What's the wildest bach behavior you’ve seen?
Terry: We had a woman go into the bathroom and remove all of her clothes and then try to walk out back into the audience. Security stopped her before she got too far and had her put her clothes back on. A couple weeks ago, we also had a girl who was falling asleep when security had politely asked her at least three times not to. The sleepy girl was cool. She was like, “Yeah, I can leave. I’m tired.” But her friend all of a sudden took a chair, threw it at security, and then started throwing punches. They had to literally wrestle the girl out into an elevator.
Is Channing ever there? Are people constantly acting crazy scoping the room for him?
Pires: Channing doesn’t necessarily perform, although he’s expressed interest in performing soon.
Terry: Sometimes he’ll come out for the encore or to open up the show and get the crowd excited.
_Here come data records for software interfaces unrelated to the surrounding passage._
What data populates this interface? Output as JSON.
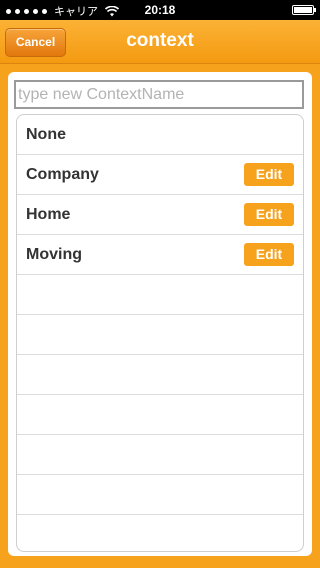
{
  "status_bar": {
    "carrier": "キャリア",
    "time": "20:18"
  },
  "nav": {
    "cancel_label": "Cancel",
    "title": "context"
  },
  "input": {
    "placeholder": "type new ContextName",
    "value": ""
  },
  "contexts": [
    {
      "label": "None",
      "edit_label": ""
    },
    {
      "label": "Company",
      "edit_label": "Edit"
    },
    {
      "label": "Home",
      "edit_label": "Edit"
    },
    {
      "label": "Moving",
      "edit_label": "Edit"
    }
  ],
  "colors": {
    "accent": "#f7a21d",
    "nav_top": "#fbb235",
    "nav_bottom": "#f49a11",
    "cancel_button": "#e2780e"
  },
  "icons": [
    "signal-icon",
    "wifi-icon",
    "battery-icon"
  ]
}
Or, he comes with friends and sits up in the mezzanine. If he’s discovered, then basically we’ll be doing lap dances and just stop because there’s no point when everybody’s looking at Channing.
Can you make an argument for why MML is best type of bachelorette party?
Pires: It’s an uplifting show. There’s no putting anyone down. Everyone’s an equal.
Terry: It comes from a women’s perspective, and a place of women’s empowerment. It’s cool because it was designed by women who know going out with women. That’s what the show is based around. It’s not “Hey, come look at me! I’m so hot!” It’s “How can I make you feel comfortable and how can I make you have a good time?” So, you’re still getting a little bit of the raunchiness and sexiness, but then on top of that you get music, acrobatics, dancing, and comedy. It’s just an all-around good time.
Pires: It’s mostly just fun. Even guys can go to it and have fun. I can’t tell you how many times a guy has been there with his girlfriend, like, “Dude, that was actually really awesome.” And then it’s like we set ‘em up, and they knock ‘em down, you know? They leave the show all stoked and ready to roar.
Maybe brides should bring their fiancé instead of their bridal party.
Terry: That’s actually not a terrible idea.
Pires: It happens! The fiancés are like, “Dude, thank you. This is seriously about to be so sick when we get back to the hotel room...”